Today that legacy continues. Not only is sustainability an increasingly important feature of the University’s operations, but researchers are also taking up the charge, working in their labs, on the streets, and in the area’s natural landscapes to study Earth’s environment, how it’s changing, and how to mitigate the harmful impacts of human activities.
Here, Penn Today highlights a handful of the many projects aimed at preserving Earth’s environment for future generations.
Look to the skies—and watch the ground. Hundreds of millions of birds fly into windows each year, unaware that the clear glass can be deadly. It’s particularly problematic for places like Penn that represent a green reprieve amid a sea of concrete and brick.

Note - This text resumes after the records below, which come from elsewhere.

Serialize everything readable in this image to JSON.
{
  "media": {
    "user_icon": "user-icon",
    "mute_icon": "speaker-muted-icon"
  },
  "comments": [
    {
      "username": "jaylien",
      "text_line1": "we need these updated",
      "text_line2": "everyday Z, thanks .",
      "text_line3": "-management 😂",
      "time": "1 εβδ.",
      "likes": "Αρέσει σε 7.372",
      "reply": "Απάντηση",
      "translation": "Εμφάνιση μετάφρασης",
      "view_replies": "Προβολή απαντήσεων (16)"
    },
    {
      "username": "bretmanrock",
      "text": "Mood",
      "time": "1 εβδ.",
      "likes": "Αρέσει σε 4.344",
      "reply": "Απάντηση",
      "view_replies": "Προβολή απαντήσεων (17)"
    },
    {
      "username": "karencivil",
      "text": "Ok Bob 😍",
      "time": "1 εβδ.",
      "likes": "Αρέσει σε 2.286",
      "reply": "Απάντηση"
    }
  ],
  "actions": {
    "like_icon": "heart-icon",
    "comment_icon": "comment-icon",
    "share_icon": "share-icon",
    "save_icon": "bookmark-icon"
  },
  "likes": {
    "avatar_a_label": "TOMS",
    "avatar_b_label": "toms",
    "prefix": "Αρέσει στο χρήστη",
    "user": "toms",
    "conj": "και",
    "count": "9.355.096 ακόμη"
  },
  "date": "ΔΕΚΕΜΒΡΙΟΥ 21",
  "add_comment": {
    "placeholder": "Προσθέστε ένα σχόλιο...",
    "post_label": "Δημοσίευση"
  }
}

For that reason, Joe Durrance, a Perelman School of Medicine IT staffer, started the Penn Bird Strikes Project about four years ago. Special film added to the windows of high-traffic campus buildings have made a significant difference to the birds flying by. And the appeal Durrance made for community watchers has panned out; so far, they’ve documented 240 bird-strike observations of 49 species.

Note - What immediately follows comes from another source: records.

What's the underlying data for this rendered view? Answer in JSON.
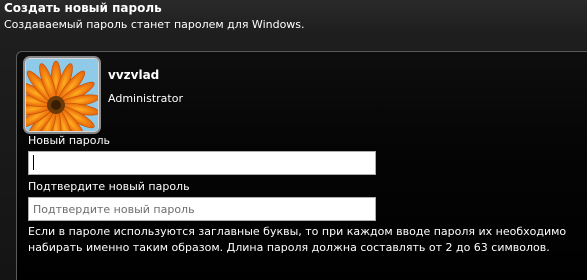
{
  "header": {
    "title": "Создать новый пароль",
    "subtitle": "Создаваемый пароль станет паролем для Windows."
  },
  "user": {
    "name": "vvzvlad",
    "role": "Administrator",
    "avatar_icon": "orange-flower-icon"
  },
  "fields": {
    "new_password": {
      "label": "Новый пароль",
      "value": "",
      "placeholder": ""
    },
    "confirm_password": {
      "label": "Подтвердите новый пароль",
      "value": "",
      "placeholder": "Подтвердите новый пароль"
    }
  },
  "hint": "Если в пароле используются заглавные буквы, то при каждом вводе пароля их необходимо набирать именно таким образом. Длина пароля должна составлять от 2 до 63 символов.",
  "colors": {
    "background": "#141414",
    "panel_border": "#5a5a5a",
    "text": "#ffffff",
    "input_border": "#adadad"
  }
}
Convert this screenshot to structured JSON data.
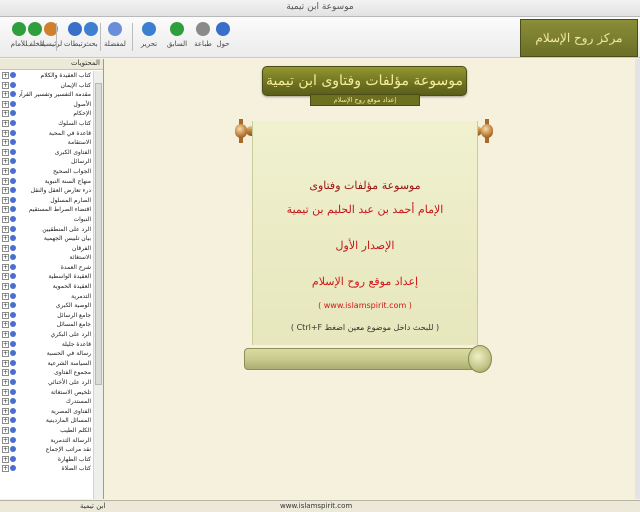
{
  "window": {
    "title": "موسوعة ابن تيمية"
  },
  "toolbar": {
    "buttons": [
      {
        "label": "للأمام",
        "icon": "forward-icon",
        "color": "#2f9e3c"
      },
      {
        "label": "للخلف",
        "icon": "back-icon",
        "color": "#2f9e3c"
      },
      {
        "label": "الرئيسية",
        "icon": "home-icon",
        "color": "#d0802b"
      },
      {
        "label": "مرتبطات",
        "icon": "contents-icon",
        "color": "#3a6fc9"
      },
      {
        "label": "بحث",
        "icon": "search-icon",
        "color": "#3d7fd0"
      },
      {
        "label": "المفضلة",
        "icon": "favorites-icon",
        "color": "#6a8fd8"
      },
      {
        "label": "تحرير",
        "icon": "edit-icon",
        "color": "#3a7fd0"
      },
      {
        "label": "السابق",
        "icon": "history-icon",
        "color": "#2f9e3c"
      },
      {
        "label": "طباعة",
        "icon": "print-icon",
        "color": "#8a8a8a"
      },
      {
        "label": "حول",
        "icon": "about-icon",
        "color": "#3a6fc9"
      }
    ],
    "logo_text": "مركز روح الإسلام"
  },
  "sidebar": {
    "header": "المحتويات",
    "items": [
      "كتاب العقيدة والكلام",
      "كتاب الإيمان",
      "مقدمة التفسير وتفسير القرآن",
      "الأصول",
      "الإحكام",
      "كتاب السلوك",
      "قاعدة في المحبة",
      "الاستقامة",
      "الفتاوى الكبرى",
      "الرسائل",
      "الجواب الصحيح",
      "منهاج السنة النبوية",
      "درء تعارض العقل والنقل",
      "الصارم المسلول",
      "اقتضاء الصراط المستقيم",
      "النبوات",
      "الرد على المنطقيين",
      "بيان تلبيس الجهمية",
      "الفرقان",
      "الاستغاثة",
      "شرح العمدة",
      "العقيدة الواسطية",
      "العقيدة الحموية",
      "التدمرية",
      "الوصية الكبرى",
      "جامع الرسائل",
      "جامع المسائل",
      "الرد على البكري",
      "قاعدة جليلة",
      "رسالة في الحسبة",
      "السياسة الشرعية",
      "مجموع الفتاوى",
      "الرد على الأخنائي",
      "تلخيص الاستغاثة",
      "المستدرك",
      "الفتاوى المصرية",
      "المسائل الماردينية",
      "الكلم الطيب",
      "الرسالة التدمرية",
      "نقد مراتب الإجماع",
      "كتاب الطهارة",
      "كتاب الصلاة"
    ]
  },
  "main": {
    "title": "موسوعة مؤلفات وفتاوى ابن تيمية",
    "subtitle": "إعداد موقع روح الإسلام",
    "lines": [
      {
        "text": "موسوعة مؤلفات وفتاوى",
        "color": "#9b1414"
      },
      {
        "text": "الإمام أحمد بن عبد الحليم بن تيمية",
        "color": "#c21717"
      },
      {
        "text": "الإصدار الأول",
        "color": "#c21717"
      },
      {
        "text": "إعداد موقع روح الإسلام",
        "color": "#d11818"
      },
      {
        "text": "( www.islamspirit.com )",
        "color": "#d11818"
      },
      {
        "text": "( للبحث داخل موضوع معين اضغط Ctrl+F )",
        "color": "#333333"
      }
    ]
  },
  "status": {
    "left": "",
    "center": "www.islamspirit.com",
    "right": "ابن تيمية"
  }
}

Take two wheels, not four. As the weather warms up, there’s no better time to bike around Penn’s campus and the streets of Philadelphia. More people than ever are doing so, including 7% of commuters into and out of Center City, which means less nitrous oxide from vehicles. Megan Ryerson, an associate professor of city and regional planning, is trying to make those rides just a little less hairy, through work that uses eye-tracking glasses to study where urban cyclists are looking, how they move their heads, and even how much their pupils dilate while riding.
Imagine a new fossil fuel future. It’s no secret that the fossil fuel habit is unsustainable, with supplies declining and emissions soaring. Methane, the world’s most abundant hydrocarbon, also happens to be a potent greenhouse gas. But instead of burning it, scientists led by Penn chemist Daniel Mindiola are devising ways to use it as a building block for highly valuable products. By selectively controlling chemical reactions, Mindiola and colleagues foresee potential uses for methane in the pharmaceutical world or to craft “designer” molecules for a host of applications.

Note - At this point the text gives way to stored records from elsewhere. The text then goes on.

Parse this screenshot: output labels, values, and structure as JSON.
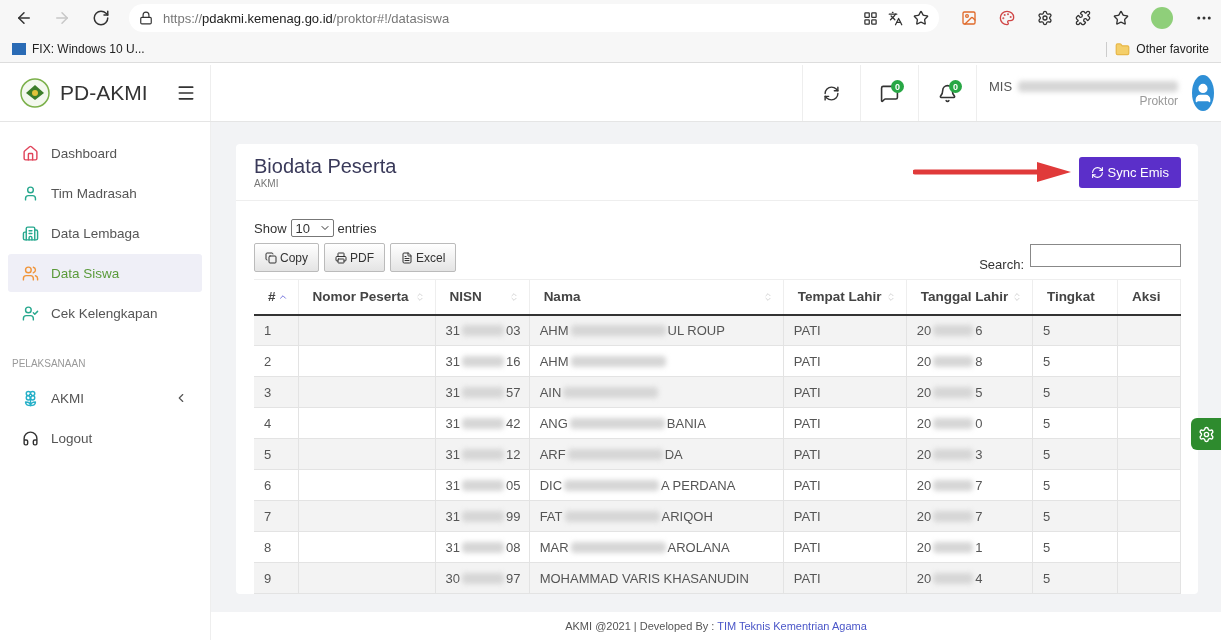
{
  "browser": {
    "url_scheme": "https://",
    "url_host": "pdakmi.kemenag.go.id",
    "url_path": "/proktor#!/datasiswa",
    "forward_disabled": true,
    "bookmarks": [
      {
        "label": "FIX: Windows 10 U..."
      }
    ],
    "other_favorites": "Other favorite"
  },
  "app": {
    "brand": "PD-AKMI"
  },
  "header": {
    "messages_badge": "0",
    "notifications_badge": "0",
    "user_prefix": "MIS",
    "user_role": "Proktor"
  },
  "sidebar": {
    "items": [
      {
        "kind": "home",
        "label": "Dashboard",
        "selected": false
      },
      {
        "kind": "user",
        "label": "Tim Madrasah",
        "selected": false
      },
      {
        "kind": "building",
        "label": "Data Lembaga",
        "selected": false
      },
      {
        "kind": "users",
        "label": "Data Siswa",
        "selected": true
      },
      {
        "kind": "check",
        "label": "Cek Kelengkapan",
        "selected": false
      }
    ],
    "section": "PELAKSANAAN",
    "section_items": [
      {
        "kind": "lotus",
        "label": "AKMI",
        "expanded": false
      },
      {
        "kind": "headset",
        "label": "Logout"
      }
    ]
  },
  "card": {
    "title": "Biodata Peserta",
    "subtitle": "AKMI",
    "action": "Sync Emis"
  },
  "table_controls": {
    "show_label": "Show",
    "page_size": "10",
    "entries_label": "entries",
    "search_label": "Search:",
    "buttons": [
      {
        "kind": "copy",
        "label": "Copy"
      },
      {
        "kind": "pdf",
        "label": "PDF"
      },
      {
        "kind": "excel",
        "label": "Excel"
      }
    ]
  },
  "table": {
    "columns": [
      {
        "label": "#",
        "sortable": true,
        "sorted": true
      },
      {
        "label": "Nomor Peserta",
        "sortable": true,
        "sorted": false
      },
      {
        "label": "NISN",
        "sortable": true,
        "sorted": false
      },
      {
        "label": "Nama",
        "sortable": true,
        "sorted": false
      },
      {
        "label": "Tempat Lahir",
        "sortable": true,
        "sorted": false
      },
      {
        "label": "Tanggal Lahir",
        "sortable": true,
        "sorted": false
      },
      {
        "label": "Tingkat",
        "sortable": false
      },
      {
        "label": "Aksi",
        "sortable": false
      }
    ],
    "rows": [
      {
        "no": "1",
        "nisn": [
          "31",
          "03"
        ],
        "nama": [
          "AHM",
          "UL ROUP"
        ],
        "tempat": "PATI",
        "tanggal": [
          "20",
          "6"
        ],
        "tingkat": "5"
      },
      {
        "no": "2",
        "nisn": [
          "31",
          "16"
        ],
        "nama": [
          "AHM"
        ],
        "tempat": "PATI",
        "tanggal": [
          "20",
          "8"
        ],
        "tingkat": "5"
      },
      {
        "no": "3",
        "nisn": [
          "31",
          "57"
        ],
        "nama": [
          "AIN"
        ],
        "tempat": "PATI",
        "tanggal": [
          "20",
          "5"
        ],
        "tingkat": "5"
      },
      {
        "no": "4",
        "nisn": [
          "31",
          "42"
        ],
        "nama": [
          "ANG",
          "BANIA"
        ],
        "tempat": "PATI",
        "tanggal": [
          "20",
          "0"
        ],
        "tingkat": "5"
      },
      {
        "no": "5",
        "nisn": [
          "31",
          "12"
        ],
        "nama": [
          "ARF",
          "DA"
        ],
        "tempat": "PATI",
        "tanggal": [
          "20",
          "3"
        ],
        "tingkat": "5"
      },
      {
        "no": "6",
        "nisn": [
          "31",
          "05"
        ],
        "nama": [
          "DIC",
          "A PERDANA"
        ],
        "tempat": "PATI",
        "tanggal": [
          "20",
          "7"
        ],
        "tingkat": "5"
      },
      {
        "no": "7",
        "nisn": [
          "31",
          "99"
        ],
        "nama": [
          "FAT",
          "ARIQOH"
        ],
        "tempat": "PATI",
        "tanggal": [
          "20",
          "7"
        ],
        "tingkat": "5"
      },
      {
        "no": "8",
        "nisn": [
          "31",
          "08"
        ],
        "nama": [
          "MAR",
          "AROLANA"
        ],
        "tempat": "PATI",
        "tanggal": [
          "20",
          "1"
        ],
        "tingkat": "5"
      },
      {
        "no": "9",
        "nisn": [
          "30",
          "97"
        ],
        "nama": [
          "MOHAMMAD VARIS KHASANUDIN"
        ],
        "tempat": "PATI",
        "tanggal": [
          "20",
          "4"
        ],
        "tingkat": "5"
      }
    ]
  },
  "footer": {
    "text": "AKMI @2021 | Developed By : ",
    "link": "TIM Teknis Kementrian Agama"
  }
}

Think twice before you drive. Not all of a car’s pollution emerges from the tailpipe. According to research by environmental scientist Reto Gieré, particles from wearing tires and breakpads are another potentially significant source of air pollution. Together with colleagues in Germany, Gieré found that roadside dust is full of such particles, posing a potential threat to those who breathe it in. Traffic-calming measures that reduce the number of times drivers stop and start could help curb these threats.
Take stock of rising waters. Sea levels are on the rise as the climate changes, threatening coastal communities already at risk of damage from stronger storms. As part of the Penn Program for Environmental Humanities’ Rising Waters initiative, professors Bethany Wiggin and Nikhil Anand have led students to deeply consider the implications of climate-driven alterations to waterways. Through their research, students not only consider how these changes are affecting humans but also how people can adapt. (For additional information: Wiggin’s 60-second lecture April 22 at noon, “Pedagogy of the Climate Changed: Teaching and Learning with Water.”)
Megan Ryerson is the UPS Chair of Transportation and an associate professor in city and regional planning in the Stuart Weitzman School of Design and in electrical and systems engineering in the School of Engineering and Applied Science.